Things to do before filing for dissolution include:
- Contact Shareholders: Depending on the size and structure of your business, there may be a lot to this step. There may be shareholders who have to be consulted throughout the process of terminating the business. You may need to get a majority vote from the shareholders or come to a consensus with co-founders. What actions need to be taken here may vary widely but they should be outlined in your initial agreement.
- Notify Employees: There are set rules about how employees can and cannot be terminated. You could be held liable for damages suffered should you break these rules. It’s important to notify your employees about the company’s dissolution, but you should do some with enough time to legally let them go and remember that severance pay is owed to any employee who has been with the company for five or more years prior to the dissolution.
- Distribute Assets: You don’t want to let debts go unpaid, they take the first priority. But once those are paid off you should distribute any of the company’s remaining assets to shareholders, investors, and co-founders based on the percentage they own the business.
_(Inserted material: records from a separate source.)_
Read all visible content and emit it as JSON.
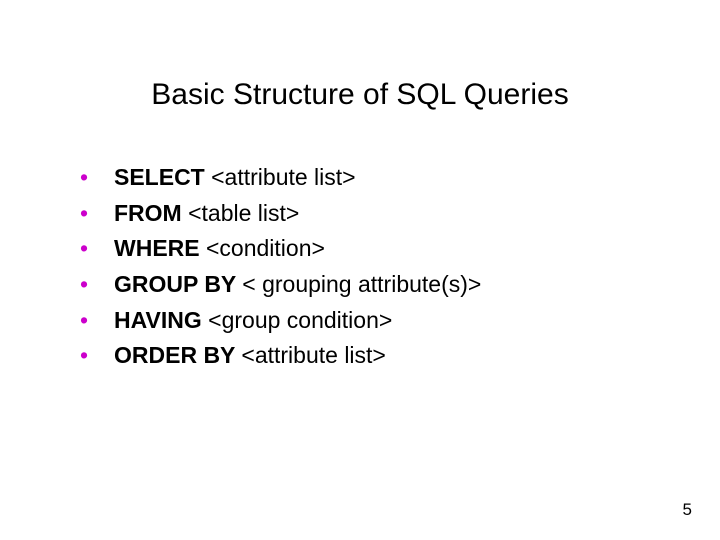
{
  "title": "Basic Structure of SQL Queries",
  "bullet_char": "•",
  "items": [
    {
      "keyword": "SELECT ",
      "arg": "<attribute list>"
    },
    {
      "keyword": "FROM ",
      "arg": "<table list>"
    },
    {
      "keyword": "WHERE ",
      "arg": "<condition>"
    },
    {
      "keyword": "GROUP BY ",
      "arg": "< grouping attribute(s)>"
    },
    {
      "keyword": "HAVING ",
      "arg": "<group condition>"
    },
    {
      "keyword": "ORDER BY ",
      "arg": "<attribute list>"
    }
  ],
  "page_number": "5"
}
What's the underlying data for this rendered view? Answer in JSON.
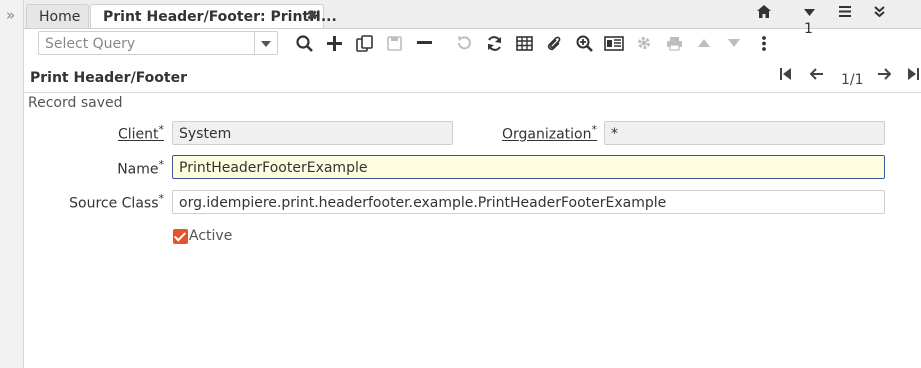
{
  "sidebar": {
    "expand_glyph": "»"
  },
  "tabs": {
    "home_label": "Home",
    "active_label": "Print Header/Footer: PrintH...",
    "close_glyph": "✖"
  },
  "window_tools": {
    "home_icon": "home-icon",
    "menu_count": "1"
  },
  "toolbar": {
    "query_placeholder": "Select Query",
    "icons": [
      "search-icon",
      "add-icon",
      "copy-icon",
      "save-icon",
      "delete-icon",
      "undo-icon",
      "refresh-icon",
      "grid-toggle-icon",
      "attachment-icon",
      "zoom-icon",
      "report-icon",
      "process-icon",
      "print-icon",
      "previous-icon",
      "next-icon",
      "more-icon"
    ]
  },
  "window": {
    "title": "Print Header/Footer",
    "record_position": "1/1",
    "status": "Record saved"
  },
  "form": {
    "client_label": "Client",
    "client_value": "System",
    "org_label": "Organization",
    "org_value": "*",
    "name_label": "Name",
    "name_value": "PrintHeaderFooterExample",
    "source_class_label": "Source Class",
    "source_class_value": "org.idempiere.print.headerfooter.example.PrintHeaderFooterExample",
    "active_label": "Active",
    "active_checked": true,
    "required_mark": "*"
  },
  "colors": {
    "accent": "#e4542b",
    "required_border": "#3a5a97",
    "required_bg": "#fffde0"
  }
}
- Close Accounts: Bank accounts are the most obvious type of account that needs to be closed. But there are also tax accounts, accounts on record with suppliers, and any number of unique accounts depending on the business and requirements of the company.
These may sound like time-consuming steps. That’s because they are. However, they are necessary. A business attorney may be able to help speed up the process by offering a helping hand and their knowledge of the process.
How Long Does it Take to Dissolve a Corporation in Ontario?
The process can be a little difficult to determine exactly how long it will take. The longest part of dissolving a corporation is often the work that comes before the actual filing for dissolution. For example, contacting shareholders and distributing assets could take only a couple of weeks for a smaller company but it could take months for a larger one that has many different agreements to consider. In general, it’s always better to assume it will take longer. A typical dissolution tends to take between a month to three months, so it’s always best to assume it will take you three months.
Should I Work With a Business Attorney?
Working with an attorney is recommended. There are many legal considerations you need to keep in mind. End up making the wrong move and it could cost you. It’s best to work with a professional business lawyer that’ll ensure you do everything by the book.